What the exercise asks:
Report all lines of the data below that hold the word "true".

Stored data:
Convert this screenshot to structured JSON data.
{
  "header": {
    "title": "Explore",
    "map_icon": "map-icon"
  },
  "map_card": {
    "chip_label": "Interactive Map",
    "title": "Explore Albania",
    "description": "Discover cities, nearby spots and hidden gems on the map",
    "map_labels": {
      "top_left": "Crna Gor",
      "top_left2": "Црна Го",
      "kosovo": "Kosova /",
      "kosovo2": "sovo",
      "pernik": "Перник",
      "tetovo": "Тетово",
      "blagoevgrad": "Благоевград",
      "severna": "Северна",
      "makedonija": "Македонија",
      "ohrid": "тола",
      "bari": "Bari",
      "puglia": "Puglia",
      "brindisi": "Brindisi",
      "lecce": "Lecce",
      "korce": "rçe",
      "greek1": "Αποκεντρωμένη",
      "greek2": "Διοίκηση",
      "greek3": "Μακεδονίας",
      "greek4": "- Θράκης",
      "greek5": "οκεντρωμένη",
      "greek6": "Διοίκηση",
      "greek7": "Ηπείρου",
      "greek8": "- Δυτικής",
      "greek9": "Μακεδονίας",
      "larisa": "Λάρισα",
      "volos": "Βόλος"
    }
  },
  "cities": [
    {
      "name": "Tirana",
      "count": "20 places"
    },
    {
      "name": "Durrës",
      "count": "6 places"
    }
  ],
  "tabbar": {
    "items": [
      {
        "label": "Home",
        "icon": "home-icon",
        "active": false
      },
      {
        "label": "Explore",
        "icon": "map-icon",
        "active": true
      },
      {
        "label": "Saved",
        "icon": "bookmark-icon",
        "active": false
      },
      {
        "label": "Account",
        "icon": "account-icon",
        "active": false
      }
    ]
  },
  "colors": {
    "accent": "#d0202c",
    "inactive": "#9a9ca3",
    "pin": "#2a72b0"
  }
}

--

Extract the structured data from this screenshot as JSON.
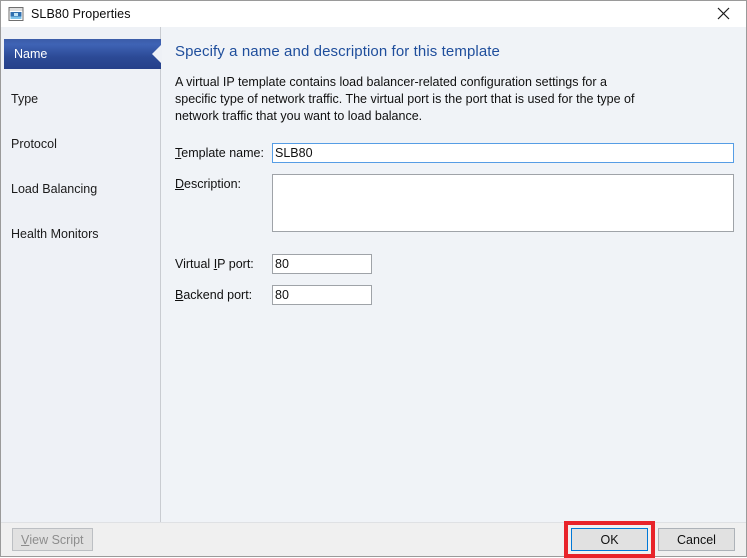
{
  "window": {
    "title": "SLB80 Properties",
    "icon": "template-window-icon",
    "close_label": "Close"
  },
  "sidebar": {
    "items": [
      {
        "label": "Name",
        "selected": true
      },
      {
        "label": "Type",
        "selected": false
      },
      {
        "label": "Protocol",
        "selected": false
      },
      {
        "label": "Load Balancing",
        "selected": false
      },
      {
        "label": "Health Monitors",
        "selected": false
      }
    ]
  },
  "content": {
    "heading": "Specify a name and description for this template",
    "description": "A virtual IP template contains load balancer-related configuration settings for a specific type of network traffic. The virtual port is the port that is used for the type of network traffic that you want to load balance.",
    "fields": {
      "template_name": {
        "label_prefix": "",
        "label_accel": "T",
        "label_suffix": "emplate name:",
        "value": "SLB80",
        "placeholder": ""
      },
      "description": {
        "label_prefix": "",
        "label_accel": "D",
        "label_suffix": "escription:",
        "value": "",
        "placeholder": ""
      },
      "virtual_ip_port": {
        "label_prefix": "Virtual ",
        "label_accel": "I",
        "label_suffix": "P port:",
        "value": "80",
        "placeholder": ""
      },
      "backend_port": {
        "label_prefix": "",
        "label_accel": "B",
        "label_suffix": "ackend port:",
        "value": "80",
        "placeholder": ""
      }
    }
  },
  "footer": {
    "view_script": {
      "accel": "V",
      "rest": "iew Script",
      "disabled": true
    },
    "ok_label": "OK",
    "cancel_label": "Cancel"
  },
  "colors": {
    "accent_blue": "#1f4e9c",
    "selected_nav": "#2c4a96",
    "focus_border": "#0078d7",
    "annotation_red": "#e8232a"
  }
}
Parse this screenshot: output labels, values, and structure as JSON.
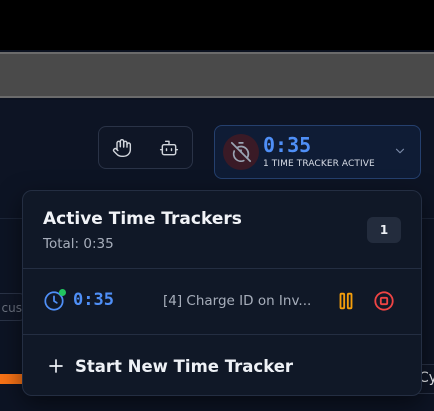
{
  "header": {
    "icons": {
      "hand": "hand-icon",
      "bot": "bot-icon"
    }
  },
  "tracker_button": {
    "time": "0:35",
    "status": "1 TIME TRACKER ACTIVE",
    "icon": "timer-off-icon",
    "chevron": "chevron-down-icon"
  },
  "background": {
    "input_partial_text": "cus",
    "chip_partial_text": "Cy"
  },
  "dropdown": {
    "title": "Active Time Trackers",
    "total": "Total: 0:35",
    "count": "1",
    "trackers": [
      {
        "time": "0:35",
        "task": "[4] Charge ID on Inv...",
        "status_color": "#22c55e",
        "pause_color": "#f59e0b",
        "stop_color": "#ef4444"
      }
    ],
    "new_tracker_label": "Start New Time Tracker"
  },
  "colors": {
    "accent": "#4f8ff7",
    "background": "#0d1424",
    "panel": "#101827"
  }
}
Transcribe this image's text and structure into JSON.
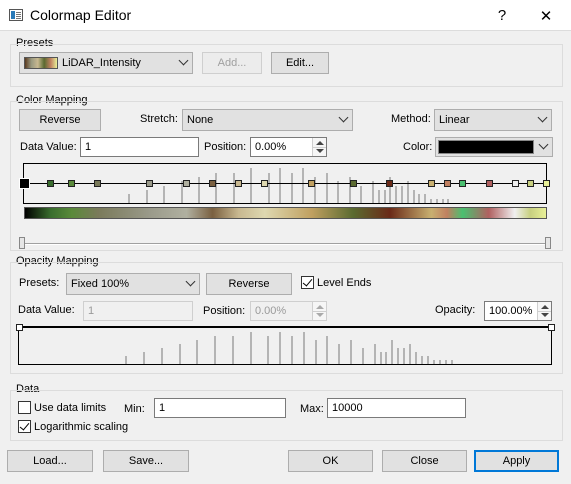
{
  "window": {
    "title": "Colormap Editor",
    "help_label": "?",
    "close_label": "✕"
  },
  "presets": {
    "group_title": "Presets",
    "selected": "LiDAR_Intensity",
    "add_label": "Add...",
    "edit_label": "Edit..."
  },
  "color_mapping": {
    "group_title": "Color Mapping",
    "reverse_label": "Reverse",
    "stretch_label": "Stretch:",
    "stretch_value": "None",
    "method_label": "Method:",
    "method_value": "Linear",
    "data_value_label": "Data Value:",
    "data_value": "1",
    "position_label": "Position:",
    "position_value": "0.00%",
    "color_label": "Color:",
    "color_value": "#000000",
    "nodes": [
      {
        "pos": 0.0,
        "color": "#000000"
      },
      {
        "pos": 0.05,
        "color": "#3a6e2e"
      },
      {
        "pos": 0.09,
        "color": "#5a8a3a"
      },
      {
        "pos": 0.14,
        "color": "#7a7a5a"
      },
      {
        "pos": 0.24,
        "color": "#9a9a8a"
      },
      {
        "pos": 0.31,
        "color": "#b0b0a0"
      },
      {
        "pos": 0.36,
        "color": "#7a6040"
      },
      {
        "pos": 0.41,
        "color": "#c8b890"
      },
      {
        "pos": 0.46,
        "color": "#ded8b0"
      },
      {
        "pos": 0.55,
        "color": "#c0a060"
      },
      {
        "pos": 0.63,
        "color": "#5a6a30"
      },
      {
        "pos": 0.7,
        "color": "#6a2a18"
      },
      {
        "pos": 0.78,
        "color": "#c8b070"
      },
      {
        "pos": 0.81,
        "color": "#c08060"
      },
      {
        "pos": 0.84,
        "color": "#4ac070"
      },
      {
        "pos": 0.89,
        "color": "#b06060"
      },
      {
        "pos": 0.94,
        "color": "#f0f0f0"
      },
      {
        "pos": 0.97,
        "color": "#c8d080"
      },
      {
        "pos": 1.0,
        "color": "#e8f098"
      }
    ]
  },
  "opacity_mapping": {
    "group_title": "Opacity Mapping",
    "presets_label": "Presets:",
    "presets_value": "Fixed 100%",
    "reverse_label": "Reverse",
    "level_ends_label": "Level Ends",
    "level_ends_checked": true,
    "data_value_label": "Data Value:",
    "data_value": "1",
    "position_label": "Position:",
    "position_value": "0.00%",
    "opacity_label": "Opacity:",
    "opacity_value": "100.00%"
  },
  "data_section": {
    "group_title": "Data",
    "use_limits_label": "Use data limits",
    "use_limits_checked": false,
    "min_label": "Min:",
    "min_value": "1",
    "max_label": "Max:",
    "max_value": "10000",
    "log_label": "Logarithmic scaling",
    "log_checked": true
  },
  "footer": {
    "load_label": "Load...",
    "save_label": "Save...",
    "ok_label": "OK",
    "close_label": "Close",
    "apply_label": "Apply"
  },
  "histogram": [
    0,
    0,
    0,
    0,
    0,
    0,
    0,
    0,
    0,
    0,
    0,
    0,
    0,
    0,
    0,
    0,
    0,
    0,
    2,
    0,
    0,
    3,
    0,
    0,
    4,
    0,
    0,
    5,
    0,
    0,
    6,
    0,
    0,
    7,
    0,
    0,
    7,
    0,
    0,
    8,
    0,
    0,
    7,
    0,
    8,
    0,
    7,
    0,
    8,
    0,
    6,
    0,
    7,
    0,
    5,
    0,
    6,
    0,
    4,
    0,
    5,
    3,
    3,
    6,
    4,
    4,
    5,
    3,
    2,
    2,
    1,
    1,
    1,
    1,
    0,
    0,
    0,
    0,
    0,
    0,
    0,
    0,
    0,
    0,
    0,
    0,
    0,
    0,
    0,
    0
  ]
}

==

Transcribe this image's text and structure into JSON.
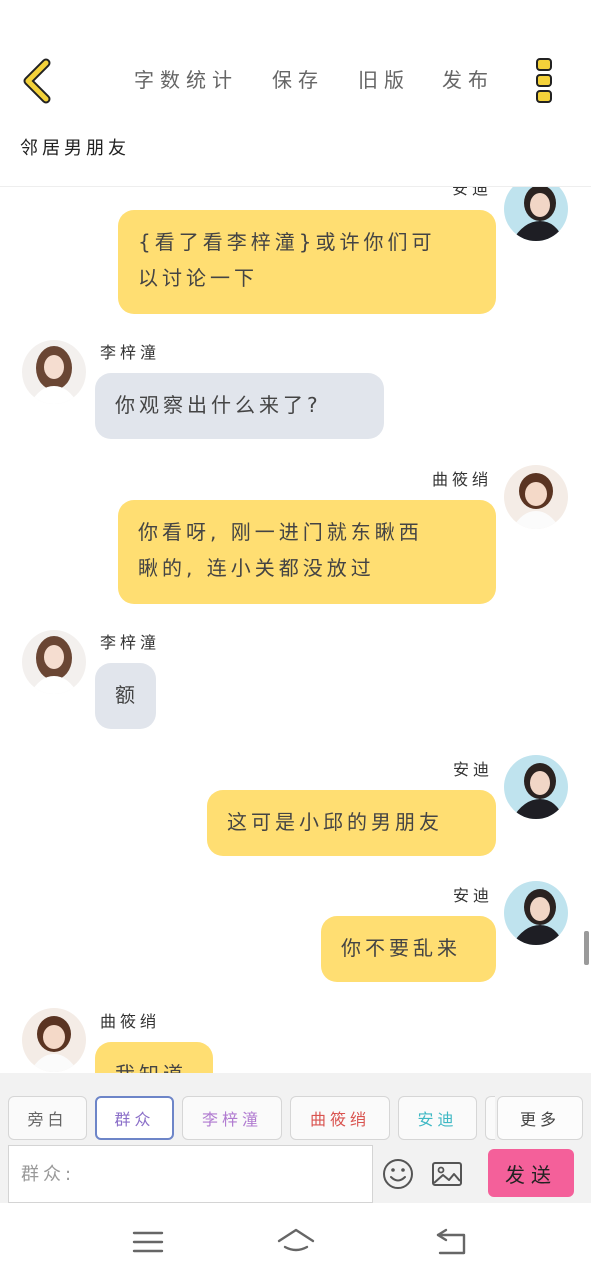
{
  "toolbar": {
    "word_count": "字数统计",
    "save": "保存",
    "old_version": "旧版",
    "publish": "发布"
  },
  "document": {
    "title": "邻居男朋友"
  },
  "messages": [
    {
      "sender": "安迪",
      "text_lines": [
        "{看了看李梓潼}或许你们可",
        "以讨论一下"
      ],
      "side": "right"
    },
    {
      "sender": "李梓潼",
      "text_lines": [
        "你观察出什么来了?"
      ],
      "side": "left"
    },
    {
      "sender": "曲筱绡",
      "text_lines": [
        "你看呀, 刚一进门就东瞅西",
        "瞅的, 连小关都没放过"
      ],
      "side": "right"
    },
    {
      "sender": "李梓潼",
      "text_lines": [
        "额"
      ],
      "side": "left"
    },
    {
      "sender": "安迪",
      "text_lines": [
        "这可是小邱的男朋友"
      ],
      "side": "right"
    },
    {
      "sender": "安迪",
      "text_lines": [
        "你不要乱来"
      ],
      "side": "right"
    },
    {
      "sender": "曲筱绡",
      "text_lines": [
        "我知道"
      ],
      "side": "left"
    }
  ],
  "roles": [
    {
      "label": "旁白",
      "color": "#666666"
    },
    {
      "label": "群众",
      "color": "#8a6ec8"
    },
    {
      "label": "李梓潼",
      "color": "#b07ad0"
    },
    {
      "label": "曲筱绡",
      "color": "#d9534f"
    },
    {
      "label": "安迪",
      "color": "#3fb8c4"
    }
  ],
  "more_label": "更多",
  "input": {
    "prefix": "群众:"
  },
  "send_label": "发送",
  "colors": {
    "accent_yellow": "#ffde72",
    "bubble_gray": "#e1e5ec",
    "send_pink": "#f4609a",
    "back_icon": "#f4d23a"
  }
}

Response to the task:
        "active": true
        "selected": true
      "disabled": true
    "level_ends_checked": true,
    "log_checked": true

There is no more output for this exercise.